Several weeks ago, I took a morning hike in Briones Regional Park. The landscape of golden hills dotted with majestic Valley Oaks slopes down to where John Muir, the engineer turned environmentalist, built his home. This Eden, like many others in California, is changing. Reaching the top of a hill, where grass and shrubs had been mowed for fire suppression, I watched the fog burn away, gradually revealing increasing numbers of dying trees in my hometown.
Later that day, Greta Thunberg spoke passionately, expressing intense anger and sadness, at the U.N. Climate Action Summit, imploring those in power to finally take meaningful action to stop climate change. As a child and adolescent psychiatrist, I was inspired by her ability to state facts that most of us have had difficulty acknowledging and to express feelings that many of us have suppressed.
Greta has been open about having Asperger’s Syndrome, even referring to it as her “superpower.” Individuals with Asperger’s syndrome, a form of high-functioning autism, perform better than average in science, math and engineering, which may explain their higher proportion among Silicon Valley computer engineers. But people with Asperger’s are less aware of social norms, which can often make life difficult to navigate.
In Greta, this combination has resulted in a keen awareness of the patterns of climate change and a fierce lack of hesitation about warning the world about their dangers.
For those of us without Asperger’s, social convention can allow us to rationalize our behaviors in ways that are irrational, that ignore facts. Our social awareness makes it difficult to challenge the status quo, and we may go like lemmings into the sea. We are not supposed to travel by solar-powered boat across the Atlantic as Greta did; we are not supposed to talk about climate change the way Greta does.

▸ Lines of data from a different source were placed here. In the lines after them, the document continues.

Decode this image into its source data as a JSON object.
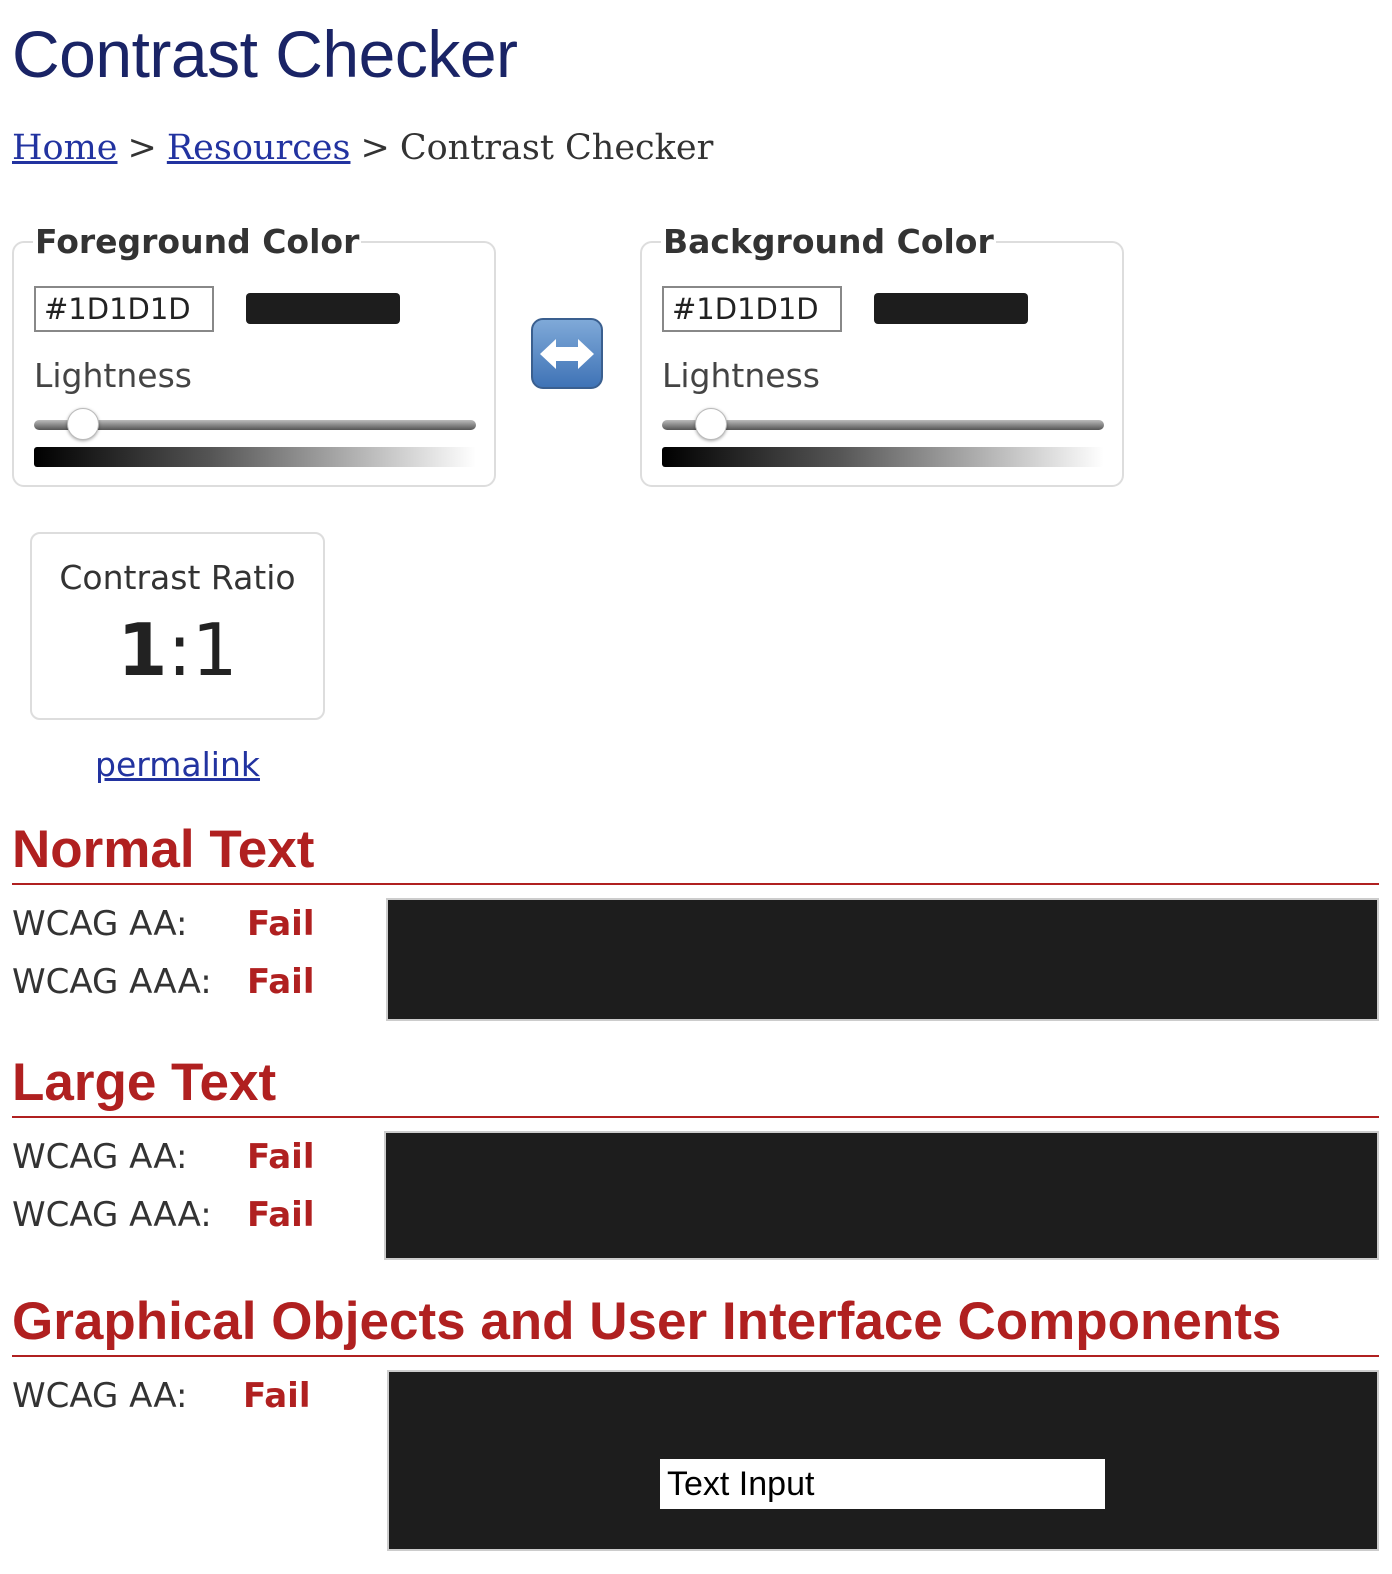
{
  "page": {
    "title": "Contrast Checker"
  },
  "breadcrumb": {
    "home": "Home",
    "separator": ">",
    "resources": "Resources",
    "current": "Contrast Checker"
  },
  "foreground": {
    "legend": "Foreground Color",
    "hex_value": "#1D1D1D",
    "swatch_color": "#1d1d1d",
    "lightness_label": "Lightness",
    "lightness_level": 0.11
  },
  "background": {
    "legend": "Background Color",
    "hex_value": "#1D1D1D",
    "swatch_color": "#1d1d1d",
    "lightness_label": "Lightness",
    "lightness_level": 0.11
  },
  "swap": {
    "icon": "left-right-arrow-icon"
  },
  "contrast": {
    "label": "Contrast Ratio",
    "ratio_left": "1",
    "ratio_sep": ":",
    "ratio_right": "1",
    "permalink": "permalink"
  },
  "normal_text": {
    "heading": "Normal Text",
    "aa_label": "WCAG AA:",
    "aa_result": "Fail",
    "aaa_label": "WCAG AAA:",
    "aaa_result": "Fail"
  },
  "large_text": {
    "heading": "Large Text",
    "aa_label": "WCAG AA:",
    "aa_result": "Fail",
    "aaa_label": "WCAG AAA:",
    "aaa_result": "Fail"
  },
  "graphical": {
    "heading": "Graphical Objects and User Interface Components",
    "aa_label": "WCAG AA:",
    "aa_result": "Fail",
    "input_value": "Text Input"
  },
  "colors": {
    "title": "#1a2466",
    "link": "#2233a0",
    "section_red": "#b02020",
    "preview_bg": "#1d1d1d"
  }
}
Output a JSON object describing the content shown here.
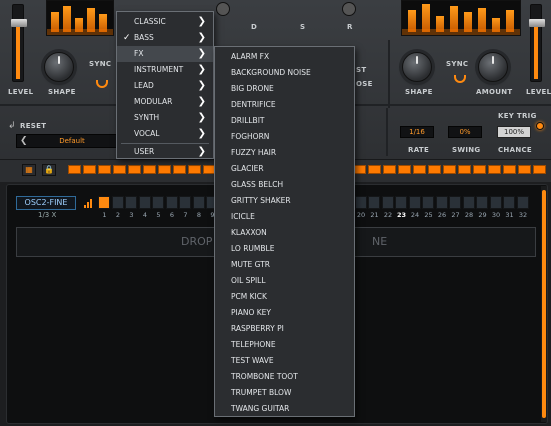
{
  "top": {
    "left_panel": {
      "level_label": "LEVEL",
      "shape_label": "SHAPE",
      "sync_label": "SYNC",
      "knob_labels": [
        "D",
        "S",
        "R"
      ]
    },
    "right_panel": {
      "shape_label": "SHAPE",
      "sync_label": "SYNC",
      "amount_label": "AMOUNT",
      "level_label": "LEVEL",
      "partial_labels": [
        "ST",
        "OSE"
      ]
    },
    "reset_label": "RESET",
    "preset_value": "Default",
    "key_trig_label": "KEY TRIG",
    "rate_value": "1/16",
    "rate_label": "RATE",
    "swing_value": "0%",
    "swing_label": "SWING",
    "chance_value": "100%",
    "chance_label": "CHANCE"
  },
  "sequencer": {
    "param_name": "OSC2-FINE",
    "rate_text": "1/3 X",
    "visible_left_steps": [
      "1",
      "2",
      "3",
      "4",
      "5",
      "6",
      "7",
      "8",
      "9"
    ],
    "visible_right_steps": [
      "20",
      "21",
      "22",
      "23",
      "24",
      "25",
      "26",
      "27",
      "28",
      "29",
      "30",
      "31",
      "32"
    ],
    "active_step": "23",
    "drop_text_left": "DROP",
    "drop_text_right": "NE"
  },
  "menu": {
    "items": [
      {
        "label": "CLASSIC",
        "checked": false,
        "has_submenu": true
      },
      {
        "label": "BASS",
        "checked": true,
        "has_submenu": true
      },
      {
        "label": "FX",
        "checked": false,
        "has_submenu": true,
        "highlighted": true
      },
      {
        "label": "INSTRUMENT",
        "checked": false,
        "has_submenu": true
      },
      {
        "label": "LEAD",
        "checked": false,
        "has_submenu": true
      },
      {
        "label": "MODULAR",
        "checked": false,
        "has_submenu": true
      },
      {
        "label": "SYNTH",
        "checked": false,
        "has_submenu": true
      },
      {
        "label": "VOCAL",
        "checked": false,
        "has_submenu": true
      },
      {
        "label": "USER",
        "checked": false,
        "has_submenu": true
      }
    ],
    "check_glyph": "✓",
    "submenu_glyph": "❯"
  },
  "submenu": {
    "parent": "FX",
    "items": [
      "ALARM FX",
      "BACKGROUND NOISE",
      "BIG DRONE",
      "DENTRIFICE",
      "DRILLBIT",
      "FOGHORN",
      "FUZZY HAIR",
      "GLACIER",
      "GLASS BELCH",
      "GRITTY SHAKER",
      "ICICLE",
      "KLAXXON",
      "LO RUMBLE",
      "MUTE GTR",
      "OIL SPILL",
      "PCM KICK",
      "PIANO KEY",
      "RASPBERRY PI",
      "TELEPHONE",
      "TEST WAVE",
      "TROMBONE TOOT",
      "TRUMPET BLOW",
      "TWANG GUITAR"
    ]
  },
  "colors": {
    "accent": "#ff8a10",
    "menu_bg": "#2b2d30",
    "menu_border": "#6a6f75",
    "panel_bg": "#3b3e42"
  }
}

Some have criticized Greta and other climate advocates as impolite, alarmist or worse. Michael Knowles, a guest on Fox News’ “The Story,” went so far as calling Greta “a mentally ill Swedish child,” repeatedly referring to her as “mentally ill.” What he and others get wrong is that Asperger’s syndrome, under circumstances when the status quo is irrational, can be an advantage.
Listening to Greta, I have pangs of guilt. My wife and I mostly do the right things. We live near work, drive electric cars and work to improve our house’s energy efficiency. We teach our children to turn off the lights. Still, making the right decisions can be difficult, since my wife’s family lives on the East coast. Only recently, we have decided to limit trips by airplane, and to buy carbon credits if we need to fly.
I also feel guilty that I have not been more outspoken. I feel angry watching neighbors driving around town, rarely with a second passenger, in gas guzzling, extra long SUVs. I tell myself it would be socially inappropriate to say something. Who am I to throw stones?
In other words, I have hesitated to point out what might upset the neighbors. Most of us would not hesitate to call 911 if someone was dumping toxic sludge in a public place that might harm the community. Because of social norms about climate change, we often remain in denial, or just silent, about threats to public health. “For more than 30 years the science has been crystal clear,” Greta said. “How dare you continue to look away!”
Children see with fresh eyes, and my patients have helped me see that climate change can cause not only physical harm but psychological harm. Many times, I have heard children express worries about climate change which keep them up at night. Two adolescents have expressed concern about climate refugees and whether strangers would take them in if their own communities became uninhabitable.
One patient has continued to grieve for the past year, since a wildfire took his family home, his entire town and the lives of many neighbors. I, too, have struggled with sadness, anger and fear in accepting the scope of ecological changes. Yet awareness of climate change and its consequences is a sign not of mental illness but of mental strength.
As the Kincade wildfire devastated Sonoma County, I began to notice that neighbors have begun discussing climate change with less hesitation. In the meantime, two grassfires broke out near the edges of Briones regional park, one near my high school, another just down the road from John Muir’s house. Despite high winds, fire departments were able to put out these fires but not before several homes burned. Before going to bed, the smoke having blown away and an enforced blackout darkening the neighborhood, I stepped outside, where I saw the stars and constellations with unusual clarity.
Greta is right, and we need to listen. The scientists are right, and the children, too. I hope that our fog of denial will lift, that the smoke continues to clear, revealing the facts. If we do not take immediate action, many more Edens will be destroyed. Ray Hearey grew up in the East Bay and is a child and adolescent psychiatrist in Orinda.